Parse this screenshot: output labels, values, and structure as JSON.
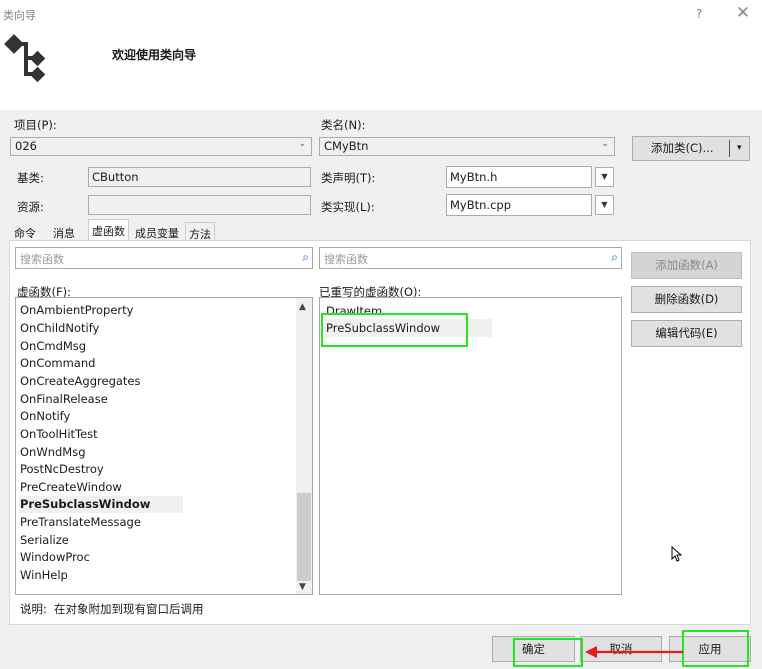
{
  "window": {
    "title": "类向导",
    "help": "?",
    "close": "✕"
  },
  "banner": {
    "welcome": "欢迎使用类向导"
  },
  "project": {
    "label": "项目(P):",
    "value": "026"
  },
  "classname": {
    "label": "类名(N):",
    "value": "CMyBtn"
  },
  "add_class_button": "添加类(C)...",
  "base": {
    "label": "基类:",
    "value": "CButton"
  },
  "resource": {
    "label": "资源:",
    "value": ""
  },
  "decl": {
    "label": "类声明(T):",
    "value": "MyBtn.h"
  },
  "impl": {
    "label": "类实现(L):",
    "value": "MyBtn.cpp"
  },
  "tabs": [
    "命令",
    "消息",
    "虚函数",
    "成员变量",
    "方法"
  ],
  "search_placeholder": "搜索函数",
  "virtuals": {
    "label": "虚函数(F):",
    "items": [
      "OnAmbientProperty",
      "OnChildNotify",
      "OnCmdMsg",
      "OnCommand",
      "OnCreateAggregates",
      "OnFinalRelease",
      "OnNotify",
      "OnToolHitTest",
      "OnWndMsg",
      "PostNcDestroy",
      "PreCreateWindow",
      "PreSubclassWindow",
      "PreTranslateMessage",
      "Serialize",
      "WindowProc",
      "WinHelp"
    ],
    "selected_index": 11
  },
  "overridden": {
    "label": "已重写的虚函数(O):",
    "items": [
      "DrawItem",
      "PreSubclassWindow"
    ]
  },
  "side_buttons": {
    "add_function": "添加函数(A)",
    "delete_function": "删除函数(D)",
    "edit_code": "编辑代码(E)"
  },
  "description": {
    "label": "说明:",
    "text": "在对象附加到现有窗口后调用"
  },
  "footer": {
    "ok": "确定",
    "cancel": "取消",
    "apply": "应用"
  },
  "colors": {
    "highlight": "#26e51f",
    "arrow": "#e0201e"
  }
}
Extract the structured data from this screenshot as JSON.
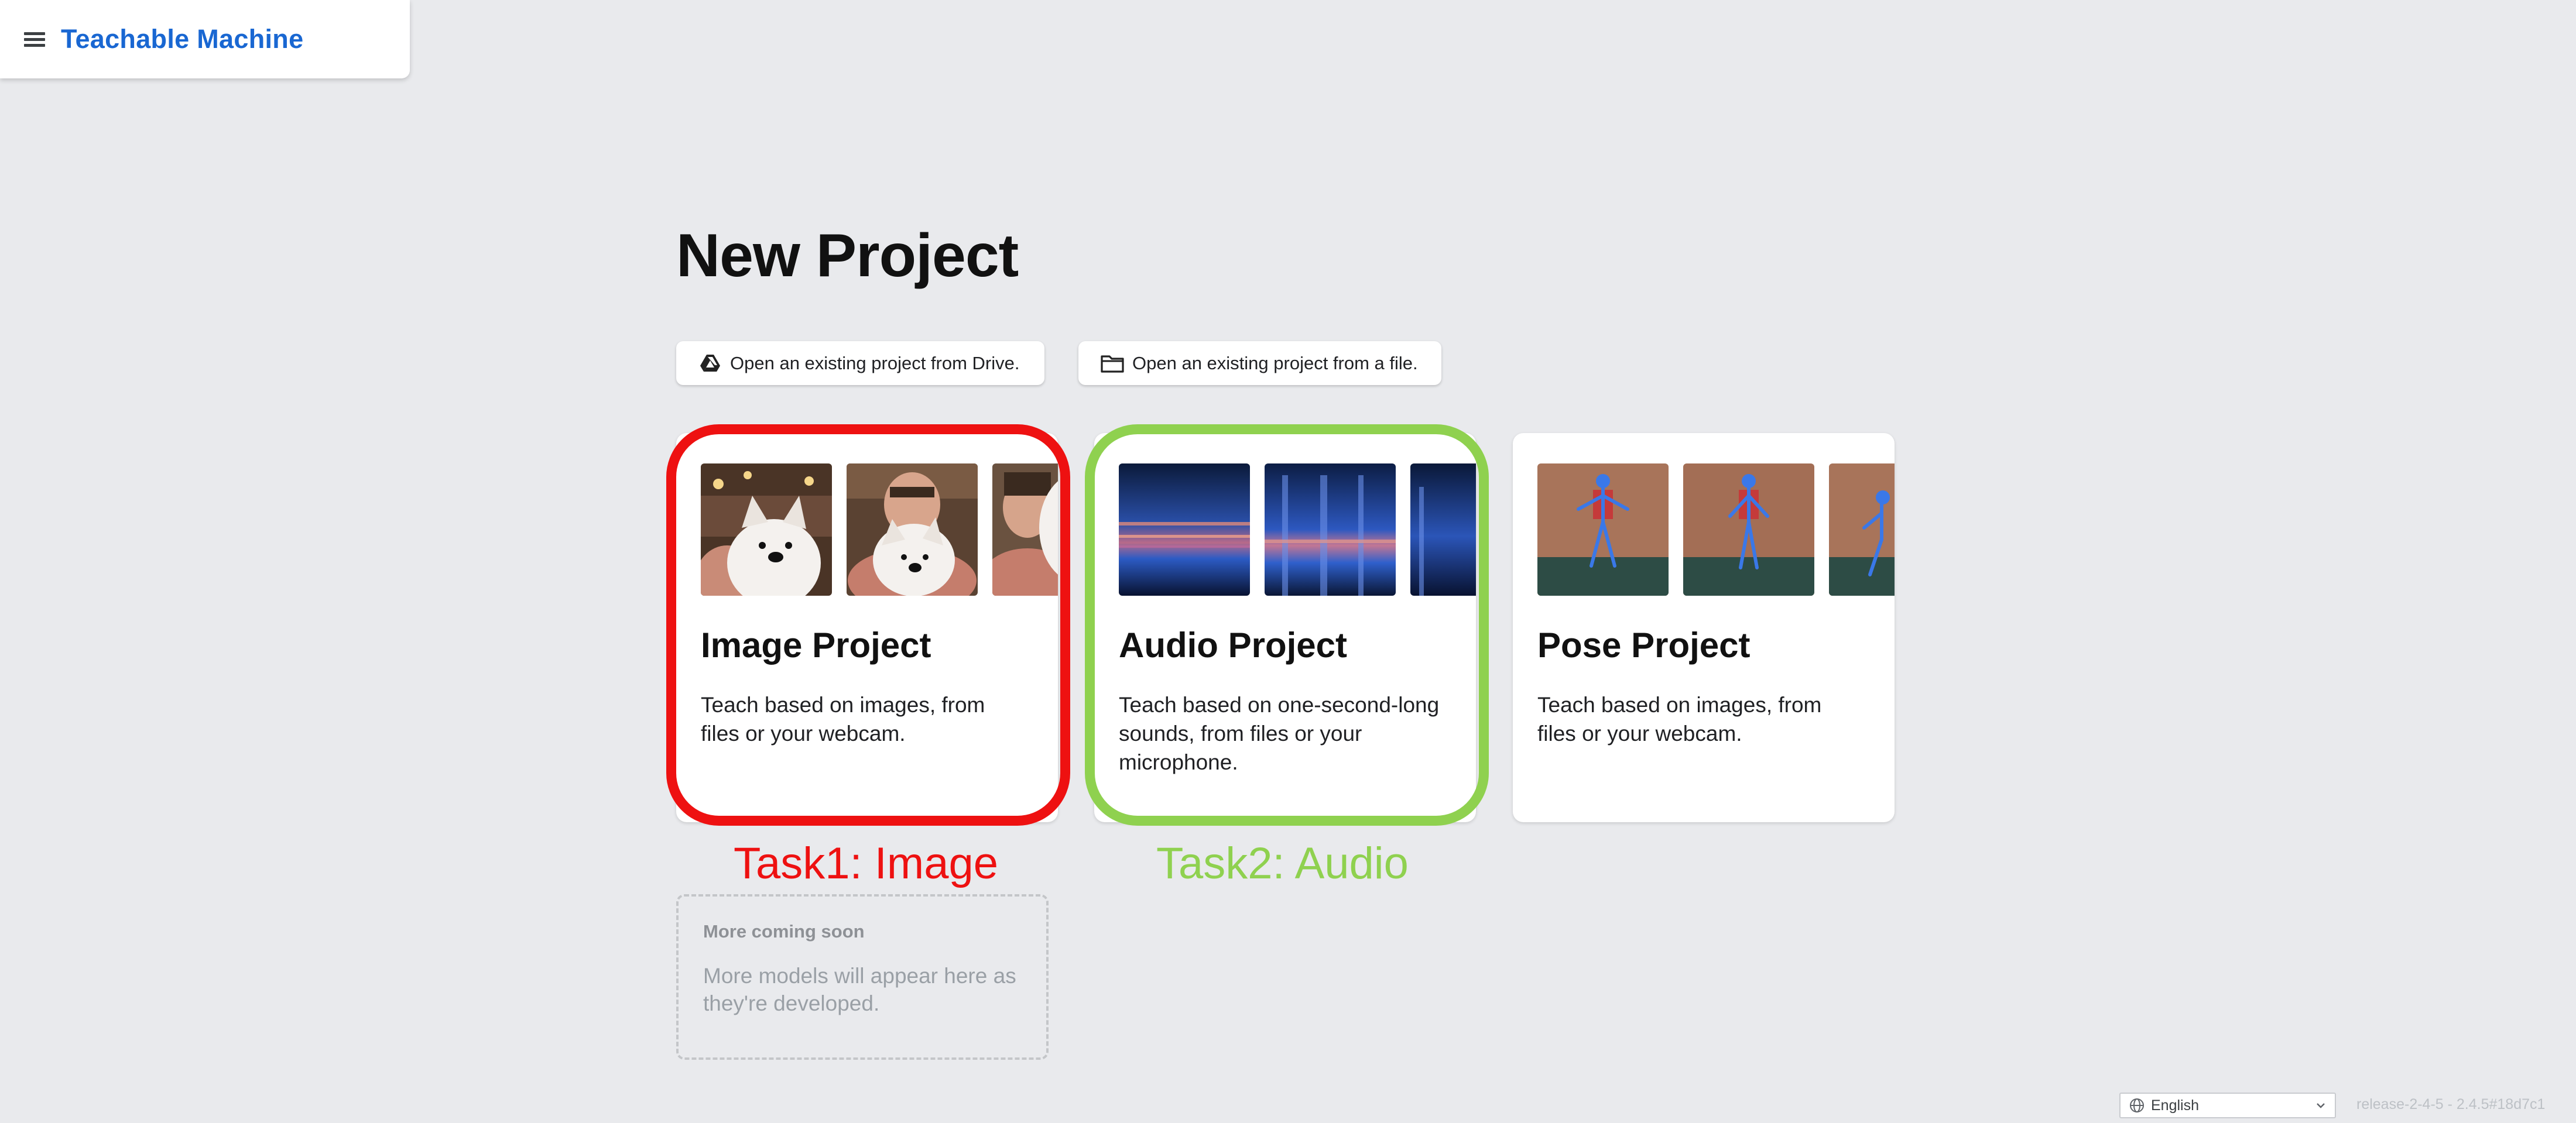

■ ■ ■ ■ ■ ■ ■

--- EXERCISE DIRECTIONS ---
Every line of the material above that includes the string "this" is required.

--- TASK RESULT ---
Parse this screenshot: output labels, values, and structure as JSON.
Extract the structured data from this screenshot as JSON.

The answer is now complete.